Traditional Orchards +

Many of the orchards you will see at the Cider Mill and farm are described as traditional orchards. Typically a traditional orchard contains larger, older trees with bigger gaps in between them. They can be very good for wildlife because the old trees have holes and deadwood for animals to live in and the grassland in between can often be rich in wildflowers. Some orchard trees, particularly perry pears can live to a great age and are an important part of Herefordshire’s landscape and history as one of the most important fruit producing regions in the country.

Wild Bird Mixes +

Many of the UK’s farmland birds have declined in recent years and the song of the skylark and yellowhammer have diminished from much of the country. Even the sparrow, once very common, has sharply declined. By creating field margins the Westons farm is providing food to help these birds through the Winter. Sitting in the garden at the ‘Cider Mill Visitor Centre’ you are surrounded by sparrows, using the nestboxes ‘that have been installed’ on the surrounding buildings. The company also take part in a regular bird survey which shows how effect the farm, orchards and wetlands are for wildlife.

Nectar Flower Mixture Field Margins +

The Westons team have created wildflower field margins. These put on spectacular displays of colour in the spring and autumn. They are very important for many species and on a warm day you will see butterflies and bumblebees feeding and foraging on the blossoms. You’ll also hear grasshoppers and crickets chirping in the long grasses. The margins also provide homes for small mammals and are a favoured hunting ground for owls and other predators.

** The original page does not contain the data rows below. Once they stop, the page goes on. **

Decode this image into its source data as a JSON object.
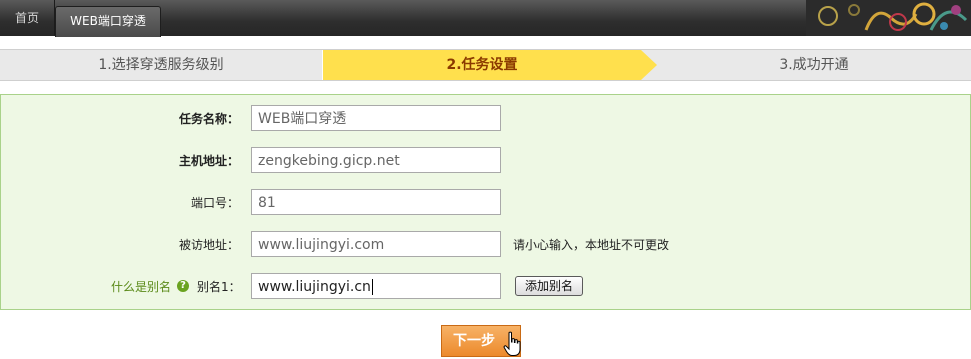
{
  "nav": {
    "home_label": "首页",
    "active_tab_label": "WEB端口穿透"
  },
  "steps": [
    {
      "label": "1.选择穿透服务级别",
      "state": "done"
    },
    {
      "label": "2.任务设置",
      "state": "current"
    },
    {
      "label": "3.成功开通",
      "state": "pending"
    }
  ],
  "form": {
    "task_name": {
      "label": "任务名称：",
      "value": "WEB端口穿透"
    },
    "host": {
      "label": "主机地址：",
      "value": "zengkebing.gicp.net"
    },
    "port": {
      "label": "端口号：",
      "value": "81"
    },
    "visited": {
      "label": "被访地址：",
      "value": "www.liujingyi.com",
      "note": "请小心输入，本地址不可更改"
    },
    "alias": {
      "whatis_label": "什么是别名",
      "label": "别名1：",
      "value": "www.liujingyi.cn",
      "add_button": "添加别名"
    }
  },
  "next_button": "下一步",
  "colors": {
    "topbar": "#333333",
    "active_step": "#ffe04d",
    "panel_bg": "#eef8e4",
    "panel_border": "#a9d28a",
    "next_button": "#f09a3e"
  },
  "icons": {
    "help": "question-circle-icon",
    "cursor": "hand-pointer-icon"
  }
}
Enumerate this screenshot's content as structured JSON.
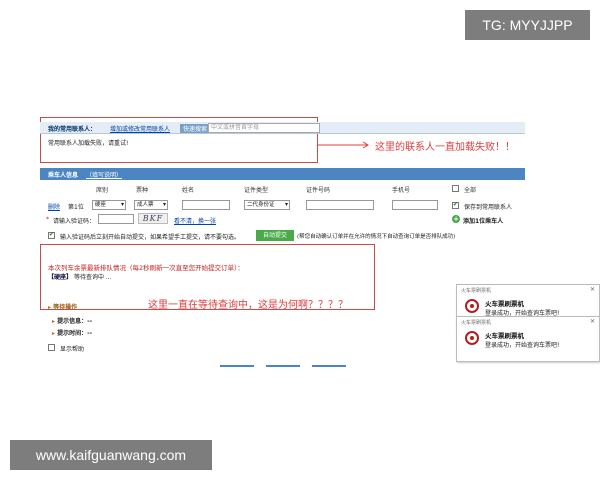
{
  "watermarks": {
    "top": "TG: MYYJJPP",
    "bottom": "www.kaifguanwang.com"
  },
  "contacts": {
    "title": "我的常用联系人：",
    "add_link": "增加或修改常用联系人",
    "quick_search_label": "快速搜索",
    "quick_search_placeholder": "中文或拼音首字母",
    "load_error": "常用联系人加载失败，请重试!"
  },
  "annotations": {
    "contacts_note": "这里的联系人一直加载失败！！",
    "queue_note": "这里一直在等待查询中，这是为何啊？？？？"
  },
  "passenger": {
    "title": "乘车人信息",
    "help_link": "（填写说明）",
    "headers": {
      "seat": "席别",
      "ticket_type": "票种",
      "name": "姓名",
      "id_type": "证件类型",
      "id_number": "证件号码",
      "phone": "手机号",
      "all": "全部"
    },
    "row": {
      "delete": "删除",
      "position": "第1位",
      "seat": "硬座",
      "ticket_type": "成人票",
      "id_type": "二代身份证",
      "save_contact": "保存到常用联系人"
    },
    "captcha_label": "请输入验证码：",
    "captcha_text": "BKF",
    "captcha_refresh": "看不清，换一张",
    "add_passenger": "添加1位乘车人",
    "auto_submit_text": "输入验证码后立刻开始自动提交，如果希望手工提交，请不要勾选。",
    "auto_submit_button": "自动提交",
    "auto_submit_note": "(帮您自动确认订单并在允许的情况下自动查询订单是否排队成功)"
  },
  "queue": {
    "title": "本次列车余票最新排队情况（每2秒刷新一次直至您开始提交订单）：",
    "ticket_tag": "【硬座】",
    "status": "等待查询中 ...",
    "wait_operation": "等待操作",
    "hint_info": "提示信息：--",
    "hint_time": "提示时间：--",
    "show_help": "显示帮助"
  },
  "popups": [
    {
      "title": "火车票刷票机",
      "heading": "火车票刷票机",
      "message": "登录成功，开始查询车票吧!"
    },
    {
      "title": "火车票刷票机",
      "heading": "火车票刷票机",
      "message": "登录成功，开始查询车票吧!"
    }
  ],
  "colors": {
    "header_blue": "#4b86c3",
    "annotation_red": "#e03c3c",
    "box_red": "#c84a4a",
    "green": "#4aaa4a"
  }
}
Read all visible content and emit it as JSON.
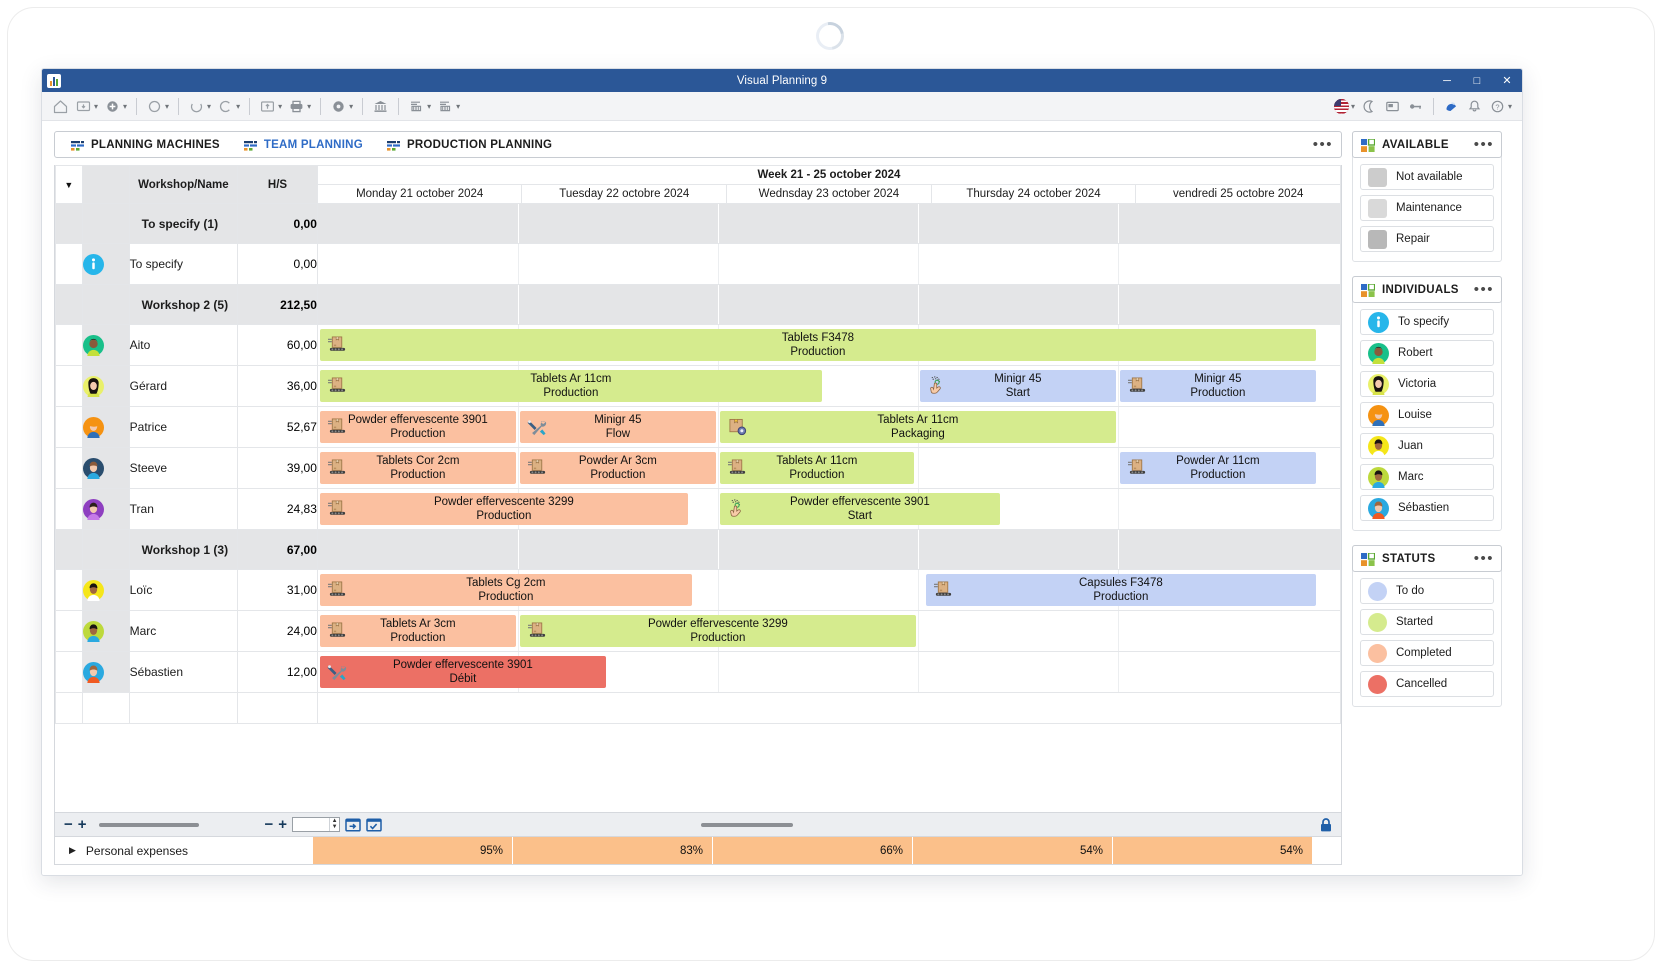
{
  "window": {
    "title": "Visual Planning 9",
    "minimize": "─",
    "maximize": "□",
    "close": "✕"
  },
  "toolbar": {
    "items": [
      {
        "name": "home-icon",
        "has_caret": false
      },
      {
        "name": "board-icon",
        "has_caret": true
      },
      {
        "name": "add-circle-icon",
        "has_caret": true
      },
      {
        "name": "refresh-circle-icon",
        "has_caret": true
      },
      {
        "name": "undo-icon",
        "has_caret": true
      },
      {
        "name": "redo-icon",
        "has_caret": true
      },
      {
        "name": "export-image-icon",
        "has_caret": true
      },
      {
        "name": "print-icon",
        "has_caret": true
      },
      {
        "name": "record-icon",
        "has_caret": true
      },
      {
        "name": "bank-icon",
        "has_caret": false
      },
      {
        "name": "filter-in-icon",
        "has_caret": true
      },
      {
        "name": "filter-out-icon",
        "has_caret": true
      }
    ],
    "right_items": [
      {
        "name": "language-flag-icon",
        "has_caret": true
      },
      {
        "name": "dark-mode-moon-icon",
        "has_caret": false
      },
      {
        "name": "window-layout-icon",
        "has_caret": false
      },
      {
        "name": "key-icon",
        "has_caret": false
      },
      {
        "name": "support-icon",
        "has_caret": false
      },
      {
        "name": "notifications-bell-icon",
        "has_caret": false
      },
      {
        "name": "help-icon",
        "has_caret": true
      }
    ]
  },
  "tabs": [
    {
      "label": "PLANNING MACHINES",
      "active": false
    },
    {
      "label": "TEAM PLANNING",
      "active": true
    },
    {
      "label": "PRODUCTION PLANNING",
      "active": false
    }
  ],
  "tabs_overflow": "•••",
  "grid": {
    "columns": {
      "name": "Workshop/Name",
      "hs": "H/S"
    },
    "week_label": "Week 21 - 25 october 2024",
    "days": [
      "Monday 21 october 2024",
      "Tuesday 22 octobre 2024",
      "Wednsday 23 october 2024",
      "Thursday 24 october 2024",
      "vendredi 25 octobre 2024"
    ],
    "rows": [
      {
        "type": "group",
        "name": "To specify (1)",
        "hs": "0,00",
        "avatar": null,
        "hs_color": "none"
      },
      {
        "type": "resource",
        "name": "To specify",
        "hs": "0,00",
        "avatar": "info",
        "hs_color": "none"
      },
      {
        "type": "group",
        "name": "Workshop 2 (5)",
        "hs": "212,50",
        "avatar": null,
        "hs_color": "none"
      },
      {
        "type": "resource",
        "name": "Aito",
        "hs": "60,00",
        "avatar": "aito",
        "hs_color": "red"
      },
      {
        "type": "resource",
        "name": "Gérard",
        "hs": "36,00",
        "avatar": "gerard",
        "hs_color": "red"
      },
      {
        "type": "resource",
        "name": "Patrice",
        "hs": "52,67",
        "avatar": "patrice",
        "hs_color": "red"
      },
      {
        "type": "resource",
        "name": "Steeve",
        "hs": "39,00",
        "avatar": "steeve",
        "hs_color": "red"
      },
      {
        "type": "resource",
        "name": "Tran",
        "hs": "24,83",
        "avatar": "tran",
        "hs_color": "green"
      },
      {
        "type": "group",
        "name": "Workshop 1 (3)",
        "hs": "67,00",
        "avatar": null,
        "hs_color": "none"
      },
      {
        "type": "resource",
        "name": "Loïc",
        "hs": "31,00",
        "avatar": "loic",
        "hs_color": "green"
      },
      {
        "type": "resource",
        "name": "Marc",
        "hs": "24,00",
        "avatar": "marc",
        "hs_color": "green"
      },
      {
        "type": "resource",
        "name": "Sébastien",
        "hs": "12,00",
        "avatar": "sebastien",
        "hs_color": "green"
      }
    ],
    "tasks": {
      "Aito": [
        {
          "title": "Tablets F3478",
          "subtitle": "Production",
          "color": "green",
          "icon": "conveyor-box-icon",
          "start": 0,
          "span": 5
        }
      ],
      "Gérard": [
        {
          "title": "Tablets Ar 11cm",
          "subtitle": "Production",
          "color": "green",
          "icon": "conveyor-box-icon",
          "start": 0,
          "span": 2.53
        },
        {
          "title": "Minigr 45",
          "subtitle": "Start",
          "color": "blue",
          "icon": "hand-touch-icon",
          "start": 3,
          "span": 1
        },
        {
          "title": "Minigr 45",
          "subtitle": "Production",
          "color": "blue",
          "icon": "conveyor-box-icon",
          "start": 4,
          "span": 1
        }
      ],
      "Patrice": [
        {
          "title": "Powder effervescente 3901",
          "subtitle": "Production",
          "color": "orange",
          "icon": "conveyor-box-icon",
          "start": 0,
          "span": 1
        },
        {
          "title": "Minigr 45",
          "subtitle": "Flow",
          "color": "orange",
          "icon": "tools-icon",
          "start": 1,
          "span": 1
        },
        {
          "title": "Tablets  Ar 11cm",
          "subtitle": "Packaging",
          "color": "green",
          "icon": "package-target-icon",
          "start": 2,
          "span": 2
        }
      ],
      "Steeve": [
        {
          "title": "Tablets  Cor 2cm",
          "subtitle": "Production",
          "color": "orange",
          "icon": "conveyor-box-icon",
          "start": 0,
          "span": 1
        },
        {
          "title": "Powder Ar 3cm",
          "subtitle": "Production",
          "color": "orange",
          "icon": "conveyor-box-icon",
          "start": 1,
          "span": 1
        },
        {
          "title": "Tablets  Ar 11cm",
          "subtitle": "Production",
          "color": "green",
          "icon": "conveyor-box-icon",
          "start": 2,
          "span": 0.99
        },
        {
          "title": "Powder Ar 11cm",
          "subtitle": "Production",
          "color": "blue",
          "icon": "conveyor-box-icon",
          "start": 4,
          "span": 1
        }
      ],
      "Tran": [
        {
          "title": "Powder effervescente 3299",
          "subtitle": "Production",
          "color": "orange",
          "icon": "conveyor-box-icon",
          "start": 0,
          "span": 1.86
        },
        {
          "title": "Powder effervescente 3901",
          "subtitle": "Start",
          "color": "green",
          "icon": "hand-touch-icon",
          "start": 2,
          "span": 1.42
        }
      ],
      "Loïc": [
        {
          "title": "Tablets Cg 2cm",
          "subtitle": "Production",
          "color": "orange",
          "icon": "conveyor-box-icon",
          "start": 0,
          "span": 1.88
        },
        {
          "title": "Capsules F3478",
          "subtitle": "Production",
          "color": "blue",
          "icon": "conveyor-box-icon",
          "start": 3.03,
          "span": 1.97
        }
      ],
      "Marc": [
        {
          "title": "Tablets Ar 3cm",
          "subtitle": "Production",
          "color": "orange",
          "icon": "conveyor-box-icon",
          "start": 0,
          "span": 1
        },
        {
          "title": "Powder effervescente 3299",
          "subtitle": "Production",
          "color": "green",
          "icon": "conveyor-box-icon",
          "start": 1,
          "span": 2
        }
      ],
      "Sébastien": [
        {
          "title": "Powder effervescente 3901",
          "subtitle": "Débit",
          "color": "red",
          "icon": "tools-icon",
          "start": 0,
          "span": 1.45
        }
      ]
    }
  },
  "footer": {
    "zoom_minus": "−",
    "zoom_plus": "+",
    "time_minus": "−",
    "time_plus": "+",
    "spin_value": "",
    "today-calendar-icon": "today-calendar-icon",
    "check-calendar-icon": "check-calendar-icon",
    "lock-icon": "lock-icon"
  },
  "expenses": {
    "label": "Personal expenses",
    "expander": "▶",
    "values": [
      "95%",
      "83%",
      "66%",
      "54%",
      "54%"
    ]
  },
  "panels": {
    "available": {
      "title": "AVAILABLE",
      "dots": "•••",
      "items": [
        {
          "label": "Not available",
          "swatch": "#cccccc"
        },
        {
          "label": "Maintenance",
          "swatch": "#d9d9d9"
        },
        {
          "label": "Repair",
          "swatch": "#b8b8b8"
        }
      ]
    },
    "individuals": {
      "title": "INDIVIDUALS",
      "dots": "•••",
      "items": [
        {
          "label": "To specify",
          "avatar": "info"
        },
        {
          "label": "Robert",
          "avatar": "aito"
        },
        {
          "label": "Victoria",
          "avatar": "gerard"
        },
        {
          "label": "Louise",
          "avatar": "patrice"
        },
        {
          "label": "Juan",
          "avatar": "loic"
        },
        {
          "label": "Marc",
          "avatar": "marc"
        },
        {
          "label": "Sébastien",
          "avatar": "sebastien"
        }
      ]
    },
    "statuts": {
      "title": "STATUTS",
      "dots": "•••",
      "items": [
        {
          "label": "To do",
          "color": "#c3d2f5"
        },
        {
          "label": "Started",
          "color": "#d5eb8e"
        },
        {
          "label": "Completed",
          "color": "#fbc0a0"
        },
        {
          "label": "Cancelled",
          "color": "#ec7065"
        }
      ]
    }
  }
}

These field margins provide a home for the pollinators needed to pollinate the fruit trees to help the cider apples to grow and eventually become refreshing cider.